Interactions between species and their environment play a key role in the evolution of diverse communities, and numerous studies have emphasized that interactions among microbes and among trophic levels play an important role in maintaining microbial diversity and ecosystem functioning. In this study, we investigate how two of these types of interactions, public goods cooperation through the production of iron scavenging siderophores and predation by the social amoeba Dictyostelium discoideum, mediate competition between two strains of Pseudomonas fluorescens that were co-isolated from D. discoideum. We find that although we are able to generally predict the competitive outcomes between strains based on the presence and absence of either D. discoideum or iron, predator-by-environment interactions result in unexpected competitive outcomes. This suggests that while both cooperation and predation can mediate the competitive abilities and potentially the coexistence of these strains, predicting how combinations of different environments affect even the relatively simple microbiome of D. discoideum remains challenging.
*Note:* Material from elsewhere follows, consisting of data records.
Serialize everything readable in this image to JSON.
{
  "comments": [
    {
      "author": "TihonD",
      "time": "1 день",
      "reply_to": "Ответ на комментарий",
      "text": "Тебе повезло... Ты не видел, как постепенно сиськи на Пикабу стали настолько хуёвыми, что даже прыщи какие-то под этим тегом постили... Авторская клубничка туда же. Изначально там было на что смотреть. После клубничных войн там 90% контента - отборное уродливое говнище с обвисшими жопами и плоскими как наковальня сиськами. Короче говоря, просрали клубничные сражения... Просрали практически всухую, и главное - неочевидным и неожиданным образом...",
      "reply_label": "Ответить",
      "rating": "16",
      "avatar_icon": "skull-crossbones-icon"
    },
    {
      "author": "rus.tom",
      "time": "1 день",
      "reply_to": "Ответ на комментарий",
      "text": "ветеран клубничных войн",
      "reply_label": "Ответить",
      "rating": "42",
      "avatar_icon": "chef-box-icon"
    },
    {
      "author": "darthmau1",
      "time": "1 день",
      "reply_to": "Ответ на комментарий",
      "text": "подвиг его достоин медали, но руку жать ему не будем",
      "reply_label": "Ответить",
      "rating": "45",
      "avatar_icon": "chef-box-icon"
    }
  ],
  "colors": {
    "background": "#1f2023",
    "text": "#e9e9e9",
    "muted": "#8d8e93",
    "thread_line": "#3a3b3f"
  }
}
Frontiers in Microbiology
Inglis, Fredrik; Asikhia, Odion; Ryu, Erica; Queller, David; and Strassmann, Joan, "Predator-By-Environment Interactions Mediate Bacterial Competition in the Dictyostelium Discoideum Microbiome" (2018). Biology Department Faculty Works. 70.
Available at: https://irl.umsl.edu/biology-faculty/70